“I really haven’t had a welcome to the NFL moment just yet, but running out and seeing all those people in the stands was amazing,” he said. “That was probably the biggest thrill—putting on that jersey and going out onto the field for a game.”
The NFL, of course, is often referred to as “not for long.” As in every player is subject to getting cut, released or traded if their performance falters one bit or the team finds a suitable replacement at a cheaper price. It’s a world of alpha males in a dog-eat-dog setting; however, DiSalvo said Denney has been nothing but a true professional.
“He’s a nice guy and has been doing this a really long time,” DiSalvo said. “He knows a lot about the technique of the position, and we have a real professional relationship. I respect him a ton, and I’ve just been following his lead because he’s amazing. I pick up things from him as the days go by.”

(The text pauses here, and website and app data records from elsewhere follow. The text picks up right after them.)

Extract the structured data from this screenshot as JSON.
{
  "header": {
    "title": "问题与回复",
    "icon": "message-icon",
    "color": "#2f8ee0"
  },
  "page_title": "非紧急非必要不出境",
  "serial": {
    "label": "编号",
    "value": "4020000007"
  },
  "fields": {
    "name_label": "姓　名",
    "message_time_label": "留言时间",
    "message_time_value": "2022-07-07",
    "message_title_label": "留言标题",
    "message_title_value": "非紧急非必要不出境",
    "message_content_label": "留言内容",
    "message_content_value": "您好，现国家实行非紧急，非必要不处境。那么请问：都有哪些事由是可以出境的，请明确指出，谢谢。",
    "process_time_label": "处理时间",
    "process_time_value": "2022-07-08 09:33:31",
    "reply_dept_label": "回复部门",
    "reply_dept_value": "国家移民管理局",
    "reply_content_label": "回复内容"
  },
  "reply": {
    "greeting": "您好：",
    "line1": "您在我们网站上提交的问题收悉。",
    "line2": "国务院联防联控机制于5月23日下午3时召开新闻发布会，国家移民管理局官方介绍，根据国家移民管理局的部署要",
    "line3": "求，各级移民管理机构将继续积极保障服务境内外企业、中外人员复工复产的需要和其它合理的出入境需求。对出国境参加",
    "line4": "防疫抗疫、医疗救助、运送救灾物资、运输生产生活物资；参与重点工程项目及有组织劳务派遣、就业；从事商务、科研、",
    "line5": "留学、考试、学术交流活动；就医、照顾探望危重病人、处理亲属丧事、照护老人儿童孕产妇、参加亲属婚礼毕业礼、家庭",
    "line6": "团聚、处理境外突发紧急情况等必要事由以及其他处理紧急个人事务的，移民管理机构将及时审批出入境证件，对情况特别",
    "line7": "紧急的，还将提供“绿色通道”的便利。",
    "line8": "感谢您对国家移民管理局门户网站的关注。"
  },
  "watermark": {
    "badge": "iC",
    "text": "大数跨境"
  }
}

Few fans realize just how technical the position is. On punts, long snappers have to get the ball to the punter in less than a second 15 yards away, and it must be absolutely perfect. In other words, if the punter wants the ball on his hip, it has to be at the hip.
If he wants it closer to chest level, it better be at chest level. If it’s not, teams will find a long snapper who can make that snap perfect every time. For a field goal or extra point snap, the ball has to get to the holder with swiftness and precision. And yes, where the laces end up do matter, as it contributes to the trajectory of the ball flight once it is kicked.
Kevin Gold, who is the agent of the only long snapper who got selected in this year’s draft, said in the SI story: “Most of the good snappers in the NFL have it down to a science. It’s typically three and a half rotations of the ball. The holder gets it and the laces are already out or the holder has to do a quarter turn and that’s all that’s required. The good guys in the NFL can do it like a machine.”
DiSalvo said he’s had an eye-popping experience learning the nuances of being a long snapper in the NFL. Fortunately for DiSalvo, he’s an able student who is learning from one of the best in the game.
“Watching how he (Denney) goes through his blocking sets and how he prepares for the game was kind of eye opening,” he said. “ Everything is different from the college pregame setup. I was kind of lost at the beginning of the game, but I kind of followed his lead and worked off what he doing. He made me understand how to prepare and go through different scenarios.”
Teams have to cut their rosters to 75 by Aug. 30 before finalizing their final 53-man squad by Sept. 3. Even if DiSalvo isn’t a part of Miami’s final roster—teams never carry two long snappers—he’s probably put himself in a great position to latch onto another team or play professionally in another league.
DiSalvo is enjoying his experience in the NFL, but he’s treating it with the seriousness of a heart attack.
“I’ve been focusing on trying to get better everyday,” he said. “I’m understanding more about the position and getting locked in situations. I just have to know the schemes and block the different type of rushes. That’s all I can control, and that’s what I’ll continue to do.”